Constitution-feat
Why Free Speech Isn’t Conditional

By July 29, 2014

Laura Sorice is a FIRE summer intern.

It’s difficult to argue that free speech isn’t important. So when I explain FIRE’s mission to curious inquirers, they always seem to respond the same way—smiling, nodding, and occasionally interjecting with an “Oh, wow, that’s great!” When I began discussing some of the specific cases that FIRE has been involved in, one friend stated: “I believe in free speech, but I think that we should still fight against what we think is morally wrong.”

This statement forced me to look a little more closely at why, so often, the First Amendment finds itself trampled upon on college campuses. While administrators and university officials are frequently the perpetrators when it comes to banning protected speech, students also have an influence how the First Amendment will or will not be upheld at their universities. Unfortunately, too many students have the same misconception as my friend. They think that their ability to advocate for their own moral beliefs without dissenting voices requires a restriction on free speech. But the desire to take a moral stand is not incompatible with an overarching respect for the First Amendment. In fact, free speech is a vital tool for those who advocate for a moral cause.

At Stanford University, funding for a student group’s conference on marriage and “sexual integrity” was rescinded after complaints from segments of the student population. The student government decided that the content of the conference would offend LGBT students on campus. While Stanford University is a private school, it promises students a commitment “to the principles of free inquiry and free expression.” Yet the intentions of Stanford students seem clear in this case: They wanted to protect the feelings of their peers while restricting the freedom of speech of certain political student groups.

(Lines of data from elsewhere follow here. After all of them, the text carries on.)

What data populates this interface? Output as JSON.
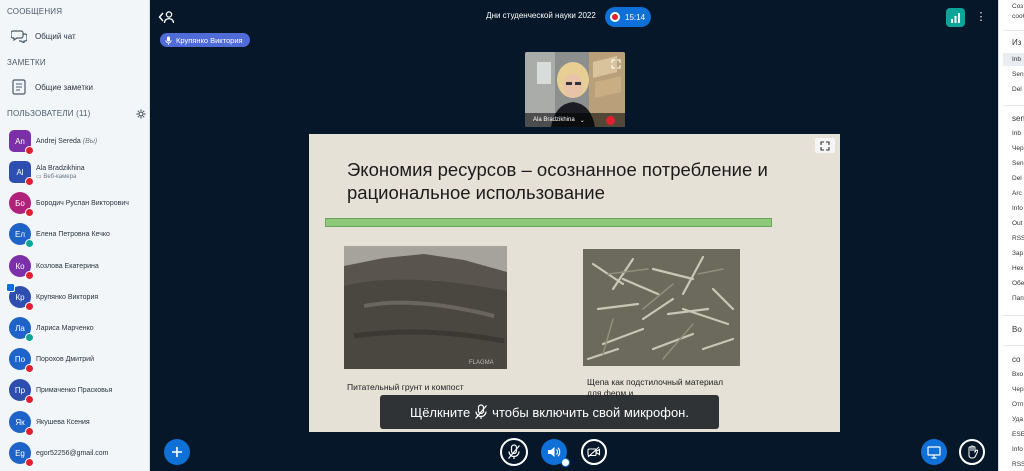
{
  "sidebar": {
    "messages_title": "СООБЩЕНИЯ",
    "public_chat": "Общий чат",
    "notes_title": "ЗАМЕТКИ",
    "shared_notes": "Общие заметки",
    "users_title": "ПОЛЬЗОВАТЕЛИ (11)",
    "users": [
      {
        "initials": "An",
        "name": "Andrej Sereda",
        "suffix": "(Вы)",
        "sub": "",
        "color": "#7b2fa8",
        "shape": "square",
        "mic": "muted",
        "presenter": false
      },
      {
        "initials": "Al",
        "name": "Ala Bradzikhina",
        "suffix": "",
        "sub": "Веб-камера",
        "color": "#2e4fb0",
        "shape": "square",
        "mic": "muted",
        "presenter": false
      },
      {
        "initials": "Бо",
        "name": "Бородич Руслан Викторович",
        "suffix": "",
        "sub": "",
        "color": "#b0227a",
        "shape": "round",
        "mic": "muted",
        "presenter": false
      },
      {
        "initials": "Ел",
        "name": "Елена Петровна Кечко",
        "suffix": "",
        "sub": "",
        "color": "#1e63c8",
        "shape": "round",
        "mic": "listen",
        "presenter": false
      },
      {
        "initials": "Ко",
        "name": "Козлова Екатерина",
        "suffix": "",
        "sub": "",
        "color": "#7b2fa8",
        "shape": "round",
        "mic": "muted",
        "presenter": false
      },
      {
        "initials": "Кр",
        "name": "Крупянко Виктория",
        "suffix": "",
        "sub": "",
        "color": "#2e4fb0",
        "shape": "round",
        "mic": "muted",
        "presenter": true
      },
      {
        "initials": "Ла",
        "name": "Лариса Марченко",
        "suffix": "",
        "sub": "",
        "color": "#1e63c8",
        "shape": "round",
        "mic": "listen",
        "presenter": false
      },
      {
        "initials": "По",
        "name": "Порохов Дмитрий",
        "suffix": "",
        "sub": "",
        "color": "#1e63c8",
        "shape": "round",
        "mic": "muted",
        "presenter": false
      },
      {
        "initials": "Пр",
        "name": "Примаченко Прасковья",
        "suffix": "",
        "sub": "",
        "color": "#2e4fb0",
        "shape": "round",
        "mic": "muted",
        "presenter": false
      },
      {
        "initials": "Як",
        "name": "Якушева Ксения",
        "suffix": "",
        "sub": "",
        "color": "#1e63c8",
        "shape": "round",
        "mic": "muted",
        "presenter": false
      },
      {
        "initials": "Eg",
        "name": "egor52256@gmail.com",
        "suffix": "",
        "sub": "",
        "color": "#1e63c8",
        "shape": "round",
        "mic": "muted",
        "presenter": false
      }
    ]
  },
  "topbar": {
    "meeting_title": "Дни студенческой науки 2022",
    "timer": "15:14",
    "speaker": "Крупянко Виктория"
  },
  "video": {
    "name": "Ala Bradzikhina"
  },
  "slide": {
    "title": "Экономия ресурсов – осознанное потребление и рациональное использование",
    "caption1": "Питательный грунт и компост",
    "caption2": "Щепа как подстилочный материал для ферм и",
    "watermark": "FLAGMA"
  },
  "notice": {
    "before": "Щёлкните",
    "after": "чтобы включить свой микрофон."
  },
  "colors": {
    "app_bg": "#06172a",
    "accent": "#0f70d7",
    "muted": "#e0202e",
    "listen": "#0ba59a",
    "connection": "#0ba59a"
  },
  "right_panel": {
    "items": [
      "Соз",
      "сооб",
      "Из",
      "Inb",
      "Sen",
      "Del",
      "sen",
      "Inb",
      "Чер",
      "Sen",
      "Del",
      "Arc",
      "Info",
      "Out",
      "RSS",
      "Зар",
      "Нех",
      "Обе",
      "Пап",
      "Во",
      "co",
      "Вхо",
      "Чер",
      "Отп",
      "Уда",
      "ESE",
      "Info",
      "RSS"
    ]
  }
}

While Stanford silenced a conservative political group, the University of South Carolina Upstate cancelled a program titled “How to Become a Lesbian in 10 Days or Less” due to pressure from state legislators.

Both of these universities are attempting to fight for moral correctness. But the inherent subjectivity of “offensive speech” results in the censorship of whatever the ideological majority disagrees with. That’s why, without rigid adherence to the principles of free speech, even the ideas we believe are upright can fall victim to censorship.

On campus, college students are agents of change when they display a willingness to stand up for their beliefs. Students have the power to change policies and practices on their own campuses—both for better and for worse. If they join administrators in silencing certain voices on campus, universities may never be able to serve as a true open forum of ideas.

Students who fear the voices of dissenters on their campus do not have to sit idly by when they hear speech with which they disagree. The First Amendment allows students to speak out against speech they disagree with, not to silence it. Counter-speech, or responsive speech directed toward an opinion or idea one disagrees with, can be extremely effective in creating change. Silencing someone’s opinion does nothing more than prevent a conversation about contested issues from entering the public forum. Counter-speech makes uncontested statements into a conversation. This type of communication is absolutely vital to advocacy groups and those fighting for others to change their minds about political and social issues.

For example, at the University of California, Los Angeles, counter-speech sparked a nationwide discussion about race-related issues. For some, the conversation may have validated preconceived opinions, but for others it may have allowed them to look more closely at the issues and in turn change their minds. Regardless, if the initially “offensive” speech had been prohibited, advocates would never have been able to recognize that this view was held in society and organize to argue against it.

The First Amendment protects majority opinions as well as opinions that are unpopular. Just about every great movement in America started as a minority idea. So in protecting views that are seen as unfair and biased, we also protect those that will one day grow to become major tenets of American culture. Only in a society in which the First Amendment is protected will students who hold minority opinions be able to achieve their aims. No artificial feeling of safety and success that comes from silencing a dissenter will lead to long-term triumph.

Schools: Stanford University University of California, Los Angeles Cases: Stanford University: Viewpoint-Discriminatory Funding Retraction, Massive Security Fees for Student Group’s Conference